I understand, fully, that we live in a country and society that presumes innocence until a jury of peers says otherwise. However, that doesn’t mean the college has to wait for charges, a trial, and punishment to be handed out before they act. They have their own rules and code of conduct. Wheaton says the third-party investigation discovered conduct that was “entirely unacceptable and inconsistent with the values we share as human beings.” They also said it was unacceptable as “members of an academic community that espouses to live according to our Community Covenant.” Yet, Wheaton allowed the students to remain on campus and members of the football team.
The college says they are “profoundly saddened that any member of our community could be mistreated in any way.” Then get serious about stopping hazing. Send a message that makes sure students understand hazing will not be tolerated so that another member of the community will not be mistreated. Wheaton has already missed this particular opportunity to hold up their end of the anti-hazing policy.
Now as charges have been leveled and public opinion has swung, it was announced the players have been suspended. Good, but too late.
There is no room for this kind of behavior in our society. I don’t care if the suspects in question are All-Americans. In fact, for that very reason, these individuals should be held to an even higher standard. They literally represent the college by not only wearing a uniform that says “Wheaton” on the front, but also through awards and distinctions.
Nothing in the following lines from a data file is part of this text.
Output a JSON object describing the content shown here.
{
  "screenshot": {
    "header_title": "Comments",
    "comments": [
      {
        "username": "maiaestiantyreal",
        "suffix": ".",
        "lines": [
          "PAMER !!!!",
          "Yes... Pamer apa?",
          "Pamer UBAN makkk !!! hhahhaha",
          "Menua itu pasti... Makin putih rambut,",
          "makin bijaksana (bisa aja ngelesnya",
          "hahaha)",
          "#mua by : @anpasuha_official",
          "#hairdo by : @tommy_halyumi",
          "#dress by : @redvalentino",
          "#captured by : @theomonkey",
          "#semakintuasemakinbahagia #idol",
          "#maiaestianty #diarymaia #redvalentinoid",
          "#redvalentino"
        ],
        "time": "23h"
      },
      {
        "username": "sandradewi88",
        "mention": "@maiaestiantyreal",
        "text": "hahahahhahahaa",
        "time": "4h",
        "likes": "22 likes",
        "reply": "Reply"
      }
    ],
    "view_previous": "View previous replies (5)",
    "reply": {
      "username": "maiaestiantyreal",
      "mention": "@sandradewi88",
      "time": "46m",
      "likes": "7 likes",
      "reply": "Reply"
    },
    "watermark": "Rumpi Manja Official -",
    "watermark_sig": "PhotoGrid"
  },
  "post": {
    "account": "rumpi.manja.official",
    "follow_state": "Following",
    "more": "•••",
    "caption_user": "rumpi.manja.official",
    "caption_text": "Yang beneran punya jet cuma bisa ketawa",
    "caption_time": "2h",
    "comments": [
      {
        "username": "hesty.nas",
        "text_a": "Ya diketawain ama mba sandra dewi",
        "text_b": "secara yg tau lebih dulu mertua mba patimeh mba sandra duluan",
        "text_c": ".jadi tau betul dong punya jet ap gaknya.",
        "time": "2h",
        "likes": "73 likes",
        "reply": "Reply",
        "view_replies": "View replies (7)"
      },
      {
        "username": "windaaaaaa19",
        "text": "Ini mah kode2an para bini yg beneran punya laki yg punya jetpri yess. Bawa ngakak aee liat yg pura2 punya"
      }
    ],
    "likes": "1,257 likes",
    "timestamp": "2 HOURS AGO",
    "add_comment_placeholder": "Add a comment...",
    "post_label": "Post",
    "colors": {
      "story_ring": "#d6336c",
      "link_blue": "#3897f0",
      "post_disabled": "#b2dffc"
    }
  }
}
When it comes to hazing, a lot of coaches, admins, and colleges seem to turn a blind eye. As long as it doesn’t go too far, they don’t stop it despite state and federal laws and college policies prohibiting it. The more they look away, the worse the hazing gets and suddenly it’s physical, mental, sexual abuse along with emotional torture and more. It all could have been stopped by simply sticking to the policy. No hazing.
Hazing needs to end, period. No more excuses. No more allowances. End it now. There is absolutely no benefit to be embarrassed and humiliated, let alone injured, at the hand of those who are supposedly your teammates. But also end it because it is abuse and assault. There are many ways to bond as a team without the need to haze. Just take a look at this website from the Positive Coaching Alliance. Or visit the NCAA’s anti-hazing efforts.
Also, college administrations have to step dealing with these types of issues with kid gloves. Expulsion, suspensions, and even tough discipline of the entire team should be the first course of action – not the last and certainly not after the carpet has been pulled back and we see what is underneath.
Bucknell just recently punished their men’s and women’s swimming programs for something, in comparison to Wheaton, not nearly as severe. Notice a couple of things: Bucknell is coming down pretty hard on the programs for infractions they don’t believe represent the college or the campus in the correct way; the college is also telling people what happened and the decisions made without revealing the individuals involved publicly. They put a statement out on their website, had quotes from administrators, and gave details as to the punishments being put in place and the ramifications.
Wheaton has said nothing until after the charges were leveled on the five players. Nothing in the 18 months since the incident took place. If they acted like it didn’t happen, it didn’t happen, right?
Bravo to Bucknell and shame on Wheaton.
Dave McHugh is the host of Hoopsville on D3hoops.com and handles video production for D3sports.com sites.